WASHINGTON — In the midst of an opinion on the Fourth Amendment right against unreasonable searches and seizures, the Supreme Court of the United States surprised the legal world by laying down a sweeping, definitive answer to the classic legal question of “What is a reasonable person?”
The holding threw legal experts off guard as it did not appear to be the central question in the case, City of Petaluma v. Thompson. While no decision made by the Supreme Court can be considered routine, the highest court in the land usually decides on specified questions, often quite narrowly. In Thompson, the Court was asked to determine whether or not a booth staffed by police officers at a local street fair could be considered the same as the premises of a police station.
“Honestly, it was kind of surprising the Court even agreed to hear this case,” observed constitutional law scholar Adam Larkin, “Nothing in the Ninth Circuit’s decision seemed remotely controversial, and nothing in the oral arguments indicated they were ever going to tackle the issue of a reasonable person.”
In July 2009, Jared Thompson attended the Petaluma Art & Garden Festival. He claimed he was subject to an unreasonable seizure when he visited a booth run by the Petaluma Police Department on behalf of the Peace Officers Association of Petaluma. Claiming he did not feel free to leave the booth and feeling pressured by the presence of the officers, Thompson made an unsolicited admission to a string of burglaries leading to his immediate arrest.
The District Court agreed to the City of Petaluma’s motion for summary judgement and Thompson appealed. In affirming the Ninth Circuit Court of Appeal’s ruling that there was no comparison to the pressures of a police department and thus no Fourth Amendment unreasonable seizure, the Court opted to go further and address the issue of “whether a reasonable person in the same or similar situation would not feel free to leave the premises of a booth run by police officers” by defining what it viewed as a reasonable person.
Associate Justice Antonin Scalia penned the majority opinion, joined by seven other justices. Below is an excerpt of the decision outlining the legal definition of a reasonable person:

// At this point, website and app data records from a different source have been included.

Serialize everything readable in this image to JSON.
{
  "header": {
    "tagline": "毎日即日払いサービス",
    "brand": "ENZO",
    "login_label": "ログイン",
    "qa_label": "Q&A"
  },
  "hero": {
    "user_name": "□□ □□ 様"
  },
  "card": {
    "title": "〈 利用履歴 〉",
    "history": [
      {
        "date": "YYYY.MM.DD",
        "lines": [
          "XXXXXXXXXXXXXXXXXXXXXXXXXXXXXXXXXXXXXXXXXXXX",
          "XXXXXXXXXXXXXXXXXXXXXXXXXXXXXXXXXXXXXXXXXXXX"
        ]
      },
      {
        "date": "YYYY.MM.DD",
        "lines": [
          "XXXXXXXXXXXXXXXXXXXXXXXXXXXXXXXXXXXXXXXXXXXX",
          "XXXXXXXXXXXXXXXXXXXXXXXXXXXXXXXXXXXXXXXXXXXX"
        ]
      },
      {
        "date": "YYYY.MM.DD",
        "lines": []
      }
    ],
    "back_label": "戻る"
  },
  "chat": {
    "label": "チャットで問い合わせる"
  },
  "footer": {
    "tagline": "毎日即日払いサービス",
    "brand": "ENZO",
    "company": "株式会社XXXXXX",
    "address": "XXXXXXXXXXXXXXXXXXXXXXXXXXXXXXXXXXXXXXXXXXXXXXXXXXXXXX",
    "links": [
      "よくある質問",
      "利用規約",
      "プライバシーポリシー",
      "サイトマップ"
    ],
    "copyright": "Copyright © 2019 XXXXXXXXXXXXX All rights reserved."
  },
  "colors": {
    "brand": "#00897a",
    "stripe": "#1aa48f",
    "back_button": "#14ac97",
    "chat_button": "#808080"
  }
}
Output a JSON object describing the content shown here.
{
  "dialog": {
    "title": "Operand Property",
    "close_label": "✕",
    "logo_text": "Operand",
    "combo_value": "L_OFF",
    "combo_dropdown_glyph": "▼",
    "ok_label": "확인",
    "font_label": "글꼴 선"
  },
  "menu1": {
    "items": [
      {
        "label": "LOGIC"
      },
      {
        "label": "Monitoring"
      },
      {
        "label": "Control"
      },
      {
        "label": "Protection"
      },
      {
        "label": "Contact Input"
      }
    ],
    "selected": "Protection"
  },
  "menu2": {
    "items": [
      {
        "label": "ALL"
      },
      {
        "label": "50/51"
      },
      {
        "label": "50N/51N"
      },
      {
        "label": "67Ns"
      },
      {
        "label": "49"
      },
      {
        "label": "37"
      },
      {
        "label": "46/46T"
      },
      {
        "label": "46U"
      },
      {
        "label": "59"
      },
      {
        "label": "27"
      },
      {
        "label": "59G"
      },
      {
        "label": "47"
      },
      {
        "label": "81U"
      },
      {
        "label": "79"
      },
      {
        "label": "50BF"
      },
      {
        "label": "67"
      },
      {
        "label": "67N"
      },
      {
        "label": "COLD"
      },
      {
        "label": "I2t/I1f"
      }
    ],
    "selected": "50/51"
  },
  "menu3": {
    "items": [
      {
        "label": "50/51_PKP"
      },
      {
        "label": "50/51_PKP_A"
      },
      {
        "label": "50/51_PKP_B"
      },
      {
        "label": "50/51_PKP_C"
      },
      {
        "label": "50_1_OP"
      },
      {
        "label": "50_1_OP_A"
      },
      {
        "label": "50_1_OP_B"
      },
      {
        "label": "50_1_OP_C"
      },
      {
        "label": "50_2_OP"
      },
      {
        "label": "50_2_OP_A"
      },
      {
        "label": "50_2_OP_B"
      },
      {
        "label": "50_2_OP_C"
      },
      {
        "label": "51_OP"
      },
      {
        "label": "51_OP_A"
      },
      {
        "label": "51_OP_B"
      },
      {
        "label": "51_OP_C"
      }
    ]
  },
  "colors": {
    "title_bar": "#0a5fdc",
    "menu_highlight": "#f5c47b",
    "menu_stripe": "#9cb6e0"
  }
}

“Yet again we come to that most bedeviling character in our legal system, originally known as the ‘reasonable man’ and now, in these more delicate times, the ‘reasonable person.’ Throughout legal discourse, all that was clear about the person was that nothing about the person was clear. Seeing this as an important opportunity to, once and for all, define this character, the time has come to give future courts a basis for which to reference so that their “reasonable person” is a universal figure:
“The reasonable person’s name is Norm, and if female Norma. He enjoys grilling in his backyard and has been known to get together with friends to watch the Packers. He has a couple of kids and considers himself used to his wife. The reasonable person works in sales and finds his boss to be dumber than he is. His favorite restaurant is Outback and he thinks Peter Gabriel should have never left Genesis. His favorite font is Papyrus.
“The reasonable person has a habit of stealing pens. He greatly enjoys the look and feel of jorts. The reasonable person will routinely strip naked in public places while singing the ‘Itsy Bitsy Spider’. The reasonable person enjoys wearing push-up bras when he thinks no one is watching him. He is inexplicably anxious in the presence of the Amish.
“The reasonable person cares not for the French.
“The reasonable person will traditionally kill a drifter in celebration of Columbus Day. He has sometimes spent entire weeks subsisting on nothing but moonshine and Sunny Delight. Despite a distaste for politics, the reasonable person has been arrested several times for stalking United Nations Secretary General Ban Ki-moon. He honestly feels Sarah Chalke was the better Becky on television’s “Rosanne”. He has an unhealthy interest in Tom Hanks.
With this in mind, what would a reasonable person do if faced with the same or similar situation as faced by Thompson? Clearly, the reasonable person would not have been at the art fair that day; rather he would have been at the Denny’s in Vallejo, eating a Salisbury steak with no pants on while screaming the words to Journey’s “Don’t Stop Believing” to the restaurant’s fleeing patrons and frightened staff. Clearly, a reasonable person would have never done what Mr. Thompson did. Affirmed.”
Inspired by Dubya